Taylor also mentioned that Brother Ambrose Cristobal SSF and Brother Antonio SSF, Franciscan monks who have been resident sextons at St. Paul’s Commons in Echo Park for several years, will relocate to their order’s San Damiano Friary in the Mission district of San Francisco in the first week of May. The move is a result of the order’s desire to be together post-pandemic, he said.

“Both have been a reassuring presence here at St. Paul’s Commons,” he said, noting that Cristobal has served as receptionist at the front desk, among other things. “His is the first face I see when I arrive every morning and the last one I see when I leave. Reach out and let them know how much you love them.” (An Episcopal News story about the brothers’ relocation is here.)

Taylor also reported that Guatemalan Bishop Silvestre Romero will be hosted May 9 – 15 by the diocesan Border Ministries Group that traveled in January to Mexico and Guatemala. During his visit, Romero will meet with members of the Mexican and Central American diaspora, visit La Iglesia Magdalena in Glendale, preach and preside at two services on May 15 at Church of the Messiah in Santa Ana, attend the May 12 gathering of Diocesan Council, and participate in the Riverside food distribution service launched by All Saints’ Church and St. Michael’s Ministry Center during the pandemic.

Neighborhood Youth Association

Canon for Common Life Bob Williams, who also serves as president of the board of the Neighborhood Youth Association, an institution of the diocese since 1906, reported that the agency has 65 students enrolled in the first through 12th grades, all working toward college acceptance.

“This is the time of year that the students have been accepted to colleges,” he said. “Six of the students are seniors graduating and all six have been accepted to universities around the country.

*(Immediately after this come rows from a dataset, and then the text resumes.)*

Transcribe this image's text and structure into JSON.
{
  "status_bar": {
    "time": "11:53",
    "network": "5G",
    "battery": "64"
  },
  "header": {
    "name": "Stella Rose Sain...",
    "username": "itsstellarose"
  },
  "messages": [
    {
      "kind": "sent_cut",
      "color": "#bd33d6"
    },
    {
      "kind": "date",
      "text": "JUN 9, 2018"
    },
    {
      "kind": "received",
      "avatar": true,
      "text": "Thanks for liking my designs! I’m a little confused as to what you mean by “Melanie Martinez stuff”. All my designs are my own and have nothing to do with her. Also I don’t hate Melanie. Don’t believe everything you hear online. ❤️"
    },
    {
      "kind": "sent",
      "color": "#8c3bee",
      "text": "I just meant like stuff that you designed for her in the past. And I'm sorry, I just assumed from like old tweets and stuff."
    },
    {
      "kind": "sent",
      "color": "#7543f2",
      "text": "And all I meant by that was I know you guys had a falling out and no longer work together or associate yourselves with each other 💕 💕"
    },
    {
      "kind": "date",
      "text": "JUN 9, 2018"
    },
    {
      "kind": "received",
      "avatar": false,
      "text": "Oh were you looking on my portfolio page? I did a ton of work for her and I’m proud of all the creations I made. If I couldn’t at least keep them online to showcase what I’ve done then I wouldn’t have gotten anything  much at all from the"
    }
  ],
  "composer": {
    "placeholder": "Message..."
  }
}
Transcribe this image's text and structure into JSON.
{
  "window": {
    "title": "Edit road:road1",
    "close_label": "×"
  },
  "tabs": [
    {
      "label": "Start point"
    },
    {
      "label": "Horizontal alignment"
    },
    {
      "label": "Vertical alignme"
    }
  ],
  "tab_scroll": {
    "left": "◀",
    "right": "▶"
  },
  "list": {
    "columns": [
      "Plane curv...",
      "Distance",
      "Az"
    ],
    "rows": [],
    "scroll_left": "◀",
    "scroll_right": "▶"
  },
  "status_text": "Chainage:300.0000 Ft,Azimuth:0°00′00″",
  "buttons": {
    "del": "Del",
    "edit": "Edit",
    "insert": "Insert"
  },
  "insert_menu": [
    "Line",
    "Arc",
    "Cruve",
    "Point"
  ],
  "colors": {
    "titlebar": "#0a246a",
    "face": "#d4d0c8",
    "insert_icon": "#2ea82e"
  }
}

They have been accepted to six to eight universities each.”

One student, Esperanza, for example, has been accepted to UCLA, UC-San Diego, UC-Santa Cruz, the University of Connecticut, Fordham University in the Bronx, New York; Santa Clara University in Santa Clara, California; and Loyola Marymount in Los Angeles. Another student has received a full scholarship to Williams College, a liberal arts college in Williamstown, Massachusetts.

The agency’s scholarship endowment is higher than it has ever been, at $700,000, he added. A scholarship benefit, which has raised an additional $110,000 in direct aid to students, is planned for May 14 at St. Matthew’s Church, Pacific Palisades, he said.

The next meeting of Diocesan Council will be held online at 4 p.m. on Thursday, May 12.